Work item -
Please return each of the entries that follow, unchanged in every word.

Available data -
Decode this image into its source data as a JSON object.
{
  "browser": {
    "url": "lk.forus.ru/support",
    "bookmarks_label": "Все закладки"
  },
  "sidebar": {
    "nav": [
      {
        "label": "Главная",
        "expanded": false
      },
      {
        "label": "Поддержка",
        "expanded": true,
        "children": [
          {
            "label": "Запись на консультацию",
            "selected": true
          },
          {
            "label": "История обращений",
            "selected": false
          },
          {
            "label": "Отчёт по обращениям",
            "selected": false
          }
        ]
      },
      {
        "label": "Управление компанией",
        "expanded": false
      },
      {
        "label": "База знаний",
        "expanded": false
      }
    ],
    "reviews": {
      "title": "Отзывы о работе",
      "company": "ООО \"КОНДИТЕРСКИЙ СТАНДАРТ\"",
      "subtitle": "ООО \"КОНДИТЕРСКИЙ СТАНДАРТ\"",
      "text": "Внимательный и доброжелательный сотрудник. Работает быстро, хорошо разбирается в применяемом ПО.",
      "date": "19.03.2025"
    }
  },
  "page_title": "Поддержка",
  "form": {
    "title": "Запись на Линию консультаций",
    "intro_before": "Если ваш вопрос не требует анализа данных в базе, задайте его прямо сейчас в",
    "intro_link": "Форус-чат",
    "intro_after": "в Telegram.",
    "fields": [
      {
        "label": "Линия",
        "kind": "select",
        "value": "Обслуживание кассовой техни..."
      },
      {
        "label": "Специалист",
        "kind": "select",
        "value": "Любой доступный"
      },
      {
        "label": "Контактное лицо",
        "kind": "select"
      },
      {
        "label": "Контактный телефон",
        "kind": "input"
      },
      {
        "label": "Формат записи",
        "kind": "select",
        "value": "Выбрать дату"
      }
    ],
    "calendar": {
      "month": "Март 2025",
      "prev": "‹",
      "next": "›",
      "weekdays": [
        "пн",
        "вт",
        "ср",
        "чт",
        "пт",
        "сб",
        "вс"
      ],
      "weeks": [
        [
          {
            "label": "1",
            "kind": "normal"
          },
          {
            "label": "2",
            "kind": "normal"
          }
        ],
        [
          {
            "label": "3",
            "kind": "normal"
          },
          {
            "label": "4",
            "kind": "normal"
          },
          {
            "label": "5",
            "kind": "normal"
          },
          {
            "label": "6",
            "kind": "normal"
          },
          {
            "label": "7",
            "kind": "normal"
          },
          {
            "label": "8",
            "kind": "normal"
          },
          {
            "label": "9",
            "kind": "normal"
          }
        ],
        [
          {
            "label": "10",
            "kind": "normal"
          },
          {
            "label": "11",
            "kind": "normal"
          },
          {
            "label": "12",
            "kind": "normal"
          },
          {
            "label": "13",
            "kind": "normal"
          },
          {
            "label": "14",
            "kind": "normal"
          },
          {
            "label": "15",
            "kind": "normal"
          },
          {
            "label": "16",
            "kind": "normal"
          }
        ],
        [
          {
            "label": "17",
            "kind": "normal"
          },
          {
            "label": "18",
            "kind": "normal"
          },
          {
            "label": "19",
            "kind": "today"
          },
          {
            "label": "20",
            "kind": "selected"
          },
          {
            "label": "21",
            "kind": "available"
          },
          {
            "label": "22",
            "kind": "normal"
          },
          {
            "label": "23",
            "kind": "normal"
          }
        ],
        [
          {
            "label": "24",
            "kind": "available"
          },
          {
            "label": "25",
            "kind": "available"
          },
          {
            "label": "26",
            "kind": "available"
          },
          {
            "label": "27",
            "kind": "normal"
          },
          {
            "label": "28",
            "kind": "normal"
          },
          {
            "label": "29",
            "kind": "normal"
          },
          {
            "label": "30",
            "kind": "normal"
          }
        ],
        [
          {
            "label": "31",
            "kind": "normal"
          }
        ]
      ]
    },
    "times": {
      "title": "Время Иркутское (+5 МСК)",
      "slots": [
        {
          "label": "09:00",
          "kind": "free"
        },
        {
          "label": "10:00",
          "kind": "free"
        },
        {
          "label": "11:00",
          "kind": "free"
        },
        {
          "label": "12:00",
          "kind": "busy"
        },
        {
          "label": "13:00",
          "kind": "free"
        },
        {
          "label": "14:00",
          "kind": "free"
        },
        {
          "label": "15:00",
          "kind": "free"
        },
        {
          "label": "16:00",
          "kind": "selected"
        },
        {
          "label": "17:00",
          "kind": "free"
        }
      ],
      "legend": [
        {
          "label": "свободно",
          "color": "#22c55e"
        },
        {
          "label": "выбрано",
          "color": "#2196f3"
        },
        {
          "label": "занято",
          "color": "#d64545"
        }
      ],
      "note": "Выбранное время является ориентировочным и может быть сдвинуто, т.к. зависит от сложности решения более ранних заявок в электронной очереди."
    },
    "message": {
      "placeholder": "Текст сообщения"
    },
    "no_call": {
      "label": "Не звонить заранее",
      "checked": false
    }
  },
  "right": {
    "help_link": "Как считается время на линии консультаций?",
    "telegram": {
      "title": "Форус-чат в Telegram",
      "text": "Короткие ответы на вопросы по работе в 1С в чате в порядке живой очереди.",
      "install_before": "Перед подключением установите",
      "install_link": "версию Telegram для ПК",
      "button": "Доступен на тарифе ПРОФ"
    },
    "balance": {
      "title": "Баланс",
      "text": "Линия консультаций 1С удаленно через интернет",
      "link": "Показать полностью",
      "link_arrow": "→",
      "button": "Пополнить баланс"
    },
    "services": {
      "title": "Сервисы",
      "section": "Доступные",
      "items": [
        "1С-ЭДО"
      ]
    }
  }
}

Your response -
Decode this image into its source data as a JSON object.
{
  "browser": {
    "url": "lk.forus.ru/support",
    "bookmarks_label": "Все закладки"
  },
  "sidebar": {
    "nav": [
      {
        "label": "Главная",
        "expanded": false
      },
      {
        "label": "Поддержка",
        "expanded": true,
        "children": [
          {
            "label": "Запись на консультацию",
            "selected": true
          },
          {
            "label": "История обращений",
            "selected": false
          },
          {
            "label": "Отчёт по обращениям",
            "selected": false
          }
        ]
      },
      {
        "label": "Управление компанией",
        "expanded": false
      },
      {
        "label": "База знаний",
        "expanded": false
      }
    ],
    "reviews": {
      "title": "Отзывы о работе",
      "company": "ООО \"КОНДИТЕРСКИЙ СТАНДАРТ\"",
      "subtitle": "ООО \"КОНДИТЕРСКИЙ СТАНДАРТ\"",
      "text": "Внимательный и доброжелательный сотрудник. Работает быстро, хорошо разбирается в применяемом ПО.",
      "date": "19.03.2025"
    }
  },
  "page_title": "Поддержка",
  "form": {
    "title": "Запись на Линию консультаций",
    "intro_before": "Если ваш вопрос не требует анализа данных в базе, задайте его прямо сейчас в",
    "intro_link": "Форус-чат",
    "intro_after": "в Telegram.",
    "fields": [
      {
        "label": "Линия",
        "kind": "select",
        "value": "Обслуживание кассовой техни..."
      },
      {
        "label": "Специалист",
        "kind": "select",
        "value": "Любой доступный"
      },
      {
        "label": "Контактное лицо",
        "kind": "select"
      },
      {
        "label": "Контактный телефон",
        "kind": "input"
      },
      {
        "label": "Формат записи",
        "kind": "select",
        "value": "Выбрать дату"
      }
    ],
    "calendar": {
      "month": "Март 2025",
      "prev": "‹",
      "next": "›",
      "weekdays": [
        "пн",
        "вт",
        "ср",
        "чт",
        "пт",
        "сб",
        "вс"
      ],
      "weeks": [
        [
          {
            "label": "1",
            "kind": "normal"
          },
          {
            "label": "2",
            "kind": "normal"
          }
        ],
        [
          {
            "label": "3",
            "kind": "normal"
          },
          {
            "label": "4",
            "kind": "normal"
          },
          {
            "label": "5",
            "kind": "normal"
          },
          {
            "label": "6",
            "kind": "normal"
          },
          {
            "label": "7",
            "kind": "normal"
          },
          {
            "label": "8",
            "kind": "normal"
          },
          {
            "label": "9",
            "kind": "normal"
          }
        ],
        [
          {
            "label": "10",
            "kind": "normal"
          },
          {
            "label": "11",
            "kind": "normal"
          },
          {
            "label": "12",
            "kind": "normal"
          },
          {
            "label": "13",
            "kind": "normal"
          },
          {
            "label": "14",
            "kind": "normal"
          },
          {
            "label": "15",
            "kind": "normal"
          },
          {
            "label": "16",
            "kind": "normal"
          }
        ],
        [
          {
            "label": "17",
            "kind": "normal"
          },
          {
            "label": "18",
            "kind": "normal"
          },
          {
            "label": "19",
            "kind": "today"
          },
          {
            "label": "20",
            "kind": "selected"
          },
          {
            "label": "21",
            "kind": "available"
          },
          {
            "label": "22",
            "kind": "normal"
          },
          {
            "label": "23",
            "kind": "normal"
          }
        ],
        [
          {
            "label": "24",
            "kind": "available"
          },
          {
            "label": "25",
            "kind": "available"
          },
          {
            "label": "26",
            "kind": "available"
          },
          {
            "label": "27",
            "kind": "normal"
          },
          {
            "label": "28",
            "kind": "normal"
          },
          {
            "label": "29",
            "kind": "normal"
          },
          {
            "label": "30",
            "kind": "normal"
          }
        ],
        [
          {
            "label": "31",
            "kind": "normal"
          }
        ]
      ]
    },
    "times": {
      "title": "Время Иркутское (+5 МСК)",
      "slots": [
        {
          "label": "09:00",
          "kind": "free"
        },
        {
          "label": "10:00",
          "kind": "free"
        },
        {
          "label": "11:00",
          "kind": "free"
        },
        {
          "label": "12:00",
          "kind": "busy"
        },
        {
          "label": "13:00",
          "kind": "free"
        },
        {
          "label": "14:00",
          "kind": "free"
        },
        {
          "label": "15:00",
          "kind": "free"
        },
        {
          "label": "16:00",
          "kind": "selected"
        },
        {
          "label": "17:00",
          "kind": "free"
        }
      ],
      "legend": [
        {
          "label": "свободно",
          "color": "#22c55e"
        },
        {
          "label": "выбрано",
          "color": "#2196f3"
        },
        {
          "label": "занято",
          "color": "#d64545"
        }
      ],
      "note": "Выбранное время является ориентировочным и может быть сдвинуто, т.к. зависит от сложности решения более ранних заявок в электронной очереди."
    },
    "message": {
      "placeholder": "Текст сообщения"
    },
    "no_call": {
      "label": "Не звонить заранее",
      "checked": false
    }
  },
  "right": {
    "help_link": "Как считается время на линии консультаций?",
    "telegram": {
      "title": "Форус-чат в Telegram",
      "text": "Короткие ответы на вопросы по работе в 1С в чате в порядке живой очереди.",
      "install_before": "Перед подключением установите",
      "install_link": "версию Telegram для ПК",
      "button": "Доступен на тарифе ПРОФ"
    },
    "balance": {
      "title": "Баланс",
      "text": "Линия консультаций 1С удаленно через интернет",
      "link": "Показать полностью",
      "link_arrow": "→",
      "button": "Пополнить баланс"
    },
    "services": {
      "title": "Сервисы",
      "section": "Доступные",
      "items": [
        "1С-ЭДО"
      ]
    }
  }
}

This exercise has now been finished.